Then we constructed the ‘fence’, the stick and wire walls of the bin. Rather than trying to drive the sticks into the hard, clay ground we simply stood them up around the walls of the hole and then back-filled with soil. Little hands are great for patting and compacting the soil around the base of the sticks. Then we wrapped the wire around the stick frame as tightly as we could, and secured this with some garden twine.
Seeing as we found so many rocks in the dirt patch they were added back around the base of the structure for a decorative touch! On top of the soil inside the bin we placed a square of shadecloth material that I had handy, this should just help some of the compost fines and nutrients from leaching away. It was loosely placed in though, so hopefully any worms that would like to move in can still get around the edges!
To finish it off, we dumped a whole load of autumn leaves into the bottom. This is mostly a pest deterrent! Mice or rats could probably still dig into the bottom of the heap, but they won’t have much incentive if all that they will find at first is a pile of dry leaves. Hopefully this is enough to deter them from digging in further to find the nitrogen rich veggie wastes anyhow! After this deep layer of carbon rich materials, the compost heap will be built up with alternating thin layers of nitrogen rich kitchen wastes (and some urine soaked kitty litter!), and thin layers of carbon rich materials. It is a good idea to have a pile or large receptacle of leaves etc next to the heap for this purpose.
We also placed a reclaimed coffee sack onto the top to protect it from above, this should also help with temperature regulation, and keep a bit of a lid on the occasional odour.
In the end we were pleasantly surprised by the structural integrity of the new compost bin. It’s only small, so may not be able to perform as a super-efficient hot composter, but it should be relatively easy to use. With a careful eye to layering of nitrogen and carbon rich materials, and keeping an eye on moisture levels, it should be able to carry out some decent degradation. It may not reduce all of the contents to ‘finished compost’ but that’s ok, as portions can be buried in the veggie patch before they are fully degraded and that will still be a valuable soil amendment.
A question that the new owners had for me: “how do we get the compost out of the bottom?”. The best way is going to be lifting up the fence/walls, at which point you can get stuck in with the pitchfork. This is what you usually end up doing with the plastic walled compost bins anyhow, even if they come supplied with little doors at the bottom. That will be a job for spring I think, and I’m sure I could be convinced to help once again 😉

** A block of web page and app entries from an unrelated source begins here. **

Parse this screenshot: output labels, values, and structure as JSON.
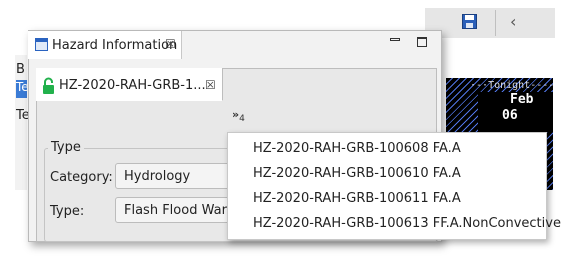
{
  "background": {
    "left_fragments": [
      "B",
      "Te",
      "Te"
    ],
    "timeline": {
      "header": "Tonight",
      "month": "Feb",
      "day": "06"
    }
  },
  "view": {
    "tab_label": "Hazard Information",
    "close_glyph": "☒"
  },
  "editor": {
    "tab_label": "HZ-2020-RAH-GRB-1...",
    "close_glyph": "☒",
    "overflow_glyph": "»",
    "overflow_count": "4"
  },
  "type_group": {
    "title": "Type",
    "category_label": "Category:",
    "category_value": "Hydrology",
    "type_label": "Type:",
    "type_value": "Flash Flood Warni"
  },
  "dropdown": {
    "items": [
      "HZ-2020-RAH-GRB-100608 FA.A",
      "HZ-2020-RAH-GRB-100610 FA.A",
      "HZ-2020-RAH-GRB-100611 FA.A",
      "HZ-2020-RAH-GRB-100613 FF.A.NonConvective"
    ]
  },
  "colors": {
    "lock": "#22b14c",
    "accent": "#2a63c0"
  }
}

With some simple materials and not a whole lot of brute strength a couple of ladies (and some eager mini helpers) got this done in a few hours. I’m hoping the owners will enjoy disposing of their kitchen wastes into the new heap and enjoy watching it transform.